TASK BRIEF> Nothing is to be altered. Print each record in full.

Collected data
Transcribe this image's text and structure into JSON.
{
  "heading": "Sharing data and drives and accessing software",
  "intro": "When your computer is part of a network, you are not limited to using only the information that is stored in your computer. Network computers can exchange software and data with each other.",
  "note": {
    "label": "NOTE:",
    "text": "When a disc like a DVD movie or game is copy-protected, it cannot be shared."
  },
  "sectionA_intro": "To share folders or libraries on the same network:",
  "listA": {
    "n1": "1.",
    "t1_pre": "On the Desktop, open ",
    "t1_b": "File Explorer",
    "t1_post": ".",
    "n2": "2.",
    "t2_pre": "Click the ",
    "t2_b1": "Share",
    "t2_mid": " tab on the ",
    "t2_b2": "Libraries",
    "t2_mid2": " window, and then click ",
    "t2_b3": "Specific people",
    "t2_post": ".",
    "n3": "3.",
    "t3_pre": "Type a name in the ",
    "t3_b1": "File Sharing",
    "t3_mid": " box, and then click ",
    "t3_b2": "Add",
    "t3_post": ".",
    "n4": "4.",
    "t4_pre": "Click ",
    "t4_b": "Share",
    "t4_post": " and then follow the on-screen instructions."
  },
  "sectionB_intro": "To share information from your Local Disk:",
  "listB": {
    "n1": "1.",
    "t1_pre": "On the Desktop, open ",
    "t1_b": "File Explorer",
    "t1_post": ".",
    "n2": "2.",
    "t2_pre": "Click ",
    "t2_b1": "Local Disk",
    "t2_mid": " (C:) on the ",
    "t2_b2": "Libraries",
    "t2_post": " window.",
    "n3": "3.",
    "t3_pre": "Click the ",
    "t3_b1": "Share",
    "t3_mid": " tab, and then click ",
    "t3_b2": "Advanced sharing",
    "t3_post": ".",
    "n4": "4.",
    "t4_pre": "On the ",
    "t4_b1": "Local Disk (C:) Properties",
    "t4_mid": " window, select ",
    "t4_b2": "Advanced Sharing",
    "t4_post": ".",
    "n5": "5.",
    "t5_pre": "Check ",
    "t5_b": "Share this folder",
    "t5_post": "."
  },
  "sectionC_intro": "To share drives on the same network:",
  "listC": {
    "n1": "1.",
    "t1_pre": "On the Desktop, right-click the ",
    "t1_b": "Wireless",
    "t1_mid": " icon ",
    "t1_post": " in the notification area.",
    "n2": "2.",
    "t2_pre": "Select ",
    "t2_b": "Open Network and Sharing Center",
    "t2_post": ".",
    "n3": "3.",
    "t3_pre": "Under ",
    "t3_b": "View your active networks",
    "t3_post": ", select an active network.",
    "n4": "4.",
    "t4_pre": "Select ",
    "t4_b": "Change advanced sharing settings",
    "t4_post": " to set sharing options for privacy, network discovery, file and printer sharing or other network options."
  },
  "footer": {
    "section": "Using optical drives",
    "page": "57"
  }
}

THE ANSWER>
Transcribe this image's text and structure into JSON.
{
  "heading": "Sharing data and drives and accessing software",
  "intro": "When your computer is part of a network, you are not limited to using only the information that is stored in your computer. Network computers can exchange software and data with each other.",
  "note": {
    "label": "NOTE:",
    "text": "When a disc like a DVD movie or game is copy-protected, it cannot be shared."
  },
  "sectionA_intro": "To share folders or libraries on the same network:",
  "listA": {
    "n1": "1.",
    "t1_pre": "On the Desktop, open ",
    "t1_b": "File Explorer",
    "t1_post": ".",
    "n2": "2.",
    "t2_pre": "Click the ",
    "t2_b1": "Share",
    "t2_mid": " tab on the ",
    "t2_b2": "Libraries",
    "t2_mid2": " window, and then click ",
    "t2_b3": "Specific people",
    "t2_post": ".",
    "n3": "3.",
    "t3_pre": "Type a name in the ",
    "t3_b1": "File Sharing",
    "t3_mid": " box, and then click ",
    "t3_b2": "Add",
    "t3_post": ".",
    "n4": "4.",
    "t4_pre": "Click ",
    "t4_b": "Share",
    "t4_post": " and then follow the on-screen instructions."
  },
  "sectionB_intro": "To share information from your Local Disk:",
  "listB": {
    "n1": "1.",
    "t1_pre": "On the Desktop, open ",
    "t1_b": "File Explorer",
    "t1_post": ".",
    "n2": "2.",
    "t2_pre": "Click ",
    "t2_b1": "Local Disk",
    "t2_mid": " (C:) on the ",
    "t2_b2": "Libraries",
    "t2_post": " window.",
    "n3": "3.",
    "t3_pre": "Click the ",
    "t3_b1": "Share",
    "t3_mid": " tab, and then click ",
    "t3_b2": "Advanced sharing",
    "t3_post": ".",
    "n4": "4.",
    "t4_pre": "On the ",
    "t4_b1": "Local Disk (C:) Properties",
    "t4_mid": " window, select ",
    "t4_b2": "Advanced Sharing",
    "t4_post": ".",
    "n5": "5.",
    "t5_pre": "Check ",
    "t5_b": "Share this folder",
    "t5_post": "."
  },
  "sectionC_intro": "To share drives on the same network:",
  "listC": {
    "n1": "1.",
    "t1_pre": "On the Desktop, right-click the ",
    "t1_b": "Wireless",
    "t1_mid": " icon ",
    "t1_post": " in the notification area.",
    "n2": "2.",
    "t2_pre": "Select ",
    "t2_b": "Open Network and Sharing Center",
    "t2_post": ".",
    "n3": "3.",
    "t3_pre": "Under ",
    "t3_b": "View your active networks",
    "t3_post": ", select an active network.",
    "n4": "4.",
    "t4_pre": "Select ",
    "t4_b": "Change advanced sharing settings",
    "t4_post": " to set sharing options for privacy, network discovery, file and printer sharing or other network options."
  },
  "footer": {
    "section": "Using optical drives",
    "page": "57"
  }
}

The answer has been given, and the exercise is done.